While the aforementioned sense of purpose was a fantastic motivator, it also brought with it an emotional weight that is unique to Trace Labs CTFs. During the CTF orientation, Trace Labs spent a significant amount of time talking about the emotionally taxing nature of this sort of research. Being a first time participant, I didn’t fully understand this until after the CTF was complete.
I started my research by finding basic information like their social media profile, the profiles of friends and family members, and where they worked before they went missing. Then, I dug deeper. I learned about their hobbies, what they wanted for Christmas, and which family members they were closest to. I learned about how many kids they had, how their family has been searching for them for months, and how they weren’t the kind of person to just up and leave. I dove deep into cases about girls who were in high school when they disappeared. I read their social media posts that felt eerily similar to what I or my friends would post when we were in high school. You can’t help but wonder if the person you’re trying to find is in danger at this moment or worse. At the end of the day once the CTF ends, those missing people are still missing and it’s difficult to find resolution after spending hours becoming intimate with their entire digital footprint. I feel it’s important to highlight this portion of my experience not to deter people from participating, but to bring awareness to the emotional toll this sort of CTF can cause so new participants aren’t taken unaware.
Security is often a field that feels distanced from real people. We research and build and test code that should protect people but how often do we interact with individual end users, especially when those end users are customers all over the world? I love that in the security field I am able to utilize my skills to help others, but I hope as security researchers we become known not only for our technical ability but our ability to also be empathetic humans. In the Trace Labs CTF, I was presented with 8 names of people who were missing and I was challenged to use my skills to find them. It was incredibly humbling and scary, and it was a stark reminder of the real-world applications of being a security researcher.

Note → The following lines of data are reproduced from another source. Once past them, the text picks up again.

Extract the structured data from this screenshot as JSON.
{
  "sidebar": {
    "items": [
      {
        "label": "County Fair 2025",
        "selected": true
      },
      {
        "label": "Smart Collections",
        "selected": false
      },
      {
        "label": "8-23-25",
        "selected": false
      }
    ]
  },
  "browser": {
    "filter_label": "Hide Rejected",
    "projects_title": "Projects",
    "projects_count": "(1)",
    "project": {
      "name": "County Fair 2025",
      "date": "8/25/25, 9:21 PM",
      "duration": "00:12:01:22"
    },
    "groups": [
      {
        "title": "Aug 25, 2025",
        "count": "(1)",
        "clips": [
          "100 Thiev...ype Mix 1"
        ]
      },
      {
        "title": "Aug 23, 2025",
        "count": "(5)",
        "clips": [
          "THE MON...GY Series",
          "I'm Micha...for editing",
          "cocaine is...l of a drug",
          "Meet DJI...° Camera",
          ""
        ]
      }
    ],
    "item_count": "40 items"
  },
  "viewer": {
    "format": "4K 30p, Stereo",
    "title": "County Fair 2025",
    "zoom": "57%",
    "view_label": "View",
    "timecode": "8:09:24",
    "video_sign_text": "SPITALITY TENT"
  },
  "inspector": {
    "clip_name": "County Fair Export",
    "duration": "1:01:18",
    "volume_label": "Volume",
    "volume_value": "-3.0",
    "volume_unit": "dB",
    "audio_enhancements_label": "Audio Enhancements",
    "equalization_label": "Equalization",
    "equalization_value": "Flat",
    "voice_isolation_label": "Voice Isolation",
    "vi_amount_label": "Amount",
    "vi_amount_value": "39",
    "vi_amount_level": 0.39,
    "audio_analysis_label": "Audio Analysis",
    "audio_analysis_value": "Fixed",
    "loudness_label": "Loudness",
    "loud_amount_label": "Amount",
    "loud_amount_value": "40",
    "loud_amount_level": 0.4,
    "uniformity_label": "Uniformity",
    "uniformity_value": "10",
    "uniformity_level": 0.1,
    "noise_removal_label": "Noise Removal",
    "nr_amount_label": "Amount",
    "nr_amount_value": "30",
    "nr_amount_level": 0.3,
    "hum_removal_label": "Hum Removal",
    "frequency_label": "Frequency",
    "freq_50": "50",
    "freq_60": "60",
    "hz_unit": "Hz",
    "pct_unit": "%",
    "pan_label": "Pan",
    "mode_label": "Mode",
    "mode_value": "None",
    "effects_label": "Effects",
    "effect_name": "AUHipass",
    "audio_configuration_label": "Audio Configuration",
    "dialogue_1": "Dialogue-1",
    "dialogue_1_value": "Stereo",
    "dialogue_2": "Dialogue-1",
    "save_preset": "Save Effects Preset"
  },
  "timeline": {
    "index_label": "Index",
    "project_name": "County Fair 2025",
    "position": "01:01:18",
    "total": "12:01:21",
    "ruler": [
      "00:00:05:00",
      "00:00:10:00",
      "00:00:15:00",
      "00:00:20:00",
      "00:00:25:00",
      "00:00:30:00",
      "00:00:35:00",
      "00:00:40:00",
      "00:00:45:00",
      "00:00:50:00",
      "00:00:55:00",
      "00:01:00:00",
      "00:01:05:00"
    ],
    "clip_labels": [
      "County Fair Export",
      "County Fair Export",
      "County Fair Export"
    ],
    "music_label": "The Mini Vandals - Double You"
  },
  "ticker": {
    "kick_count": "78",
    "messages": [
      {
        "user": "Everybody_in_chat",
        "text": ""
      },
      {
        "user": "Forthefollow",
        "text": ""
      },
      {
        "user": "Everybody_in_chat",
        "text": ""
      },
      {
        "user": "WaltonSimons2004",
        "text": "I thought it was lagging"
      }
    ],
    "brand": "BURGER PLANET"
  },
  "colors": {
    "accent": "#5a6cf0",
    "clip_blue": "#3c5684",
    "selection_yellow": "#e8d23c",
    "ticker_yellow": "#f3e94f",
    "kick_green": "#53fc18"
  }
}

The Trace Labs CTF was one of the most unique experiences I’ve had the pleasure to participate in, and for those of you reading this I highly recommend trying it out for yourself. The cost of a ticket is only $20 USD and 100% of it goes directly towards helping law enforcement agencies track down missing persons. No matter how experienced or technical you are, I promise it will be a fulfilling experience.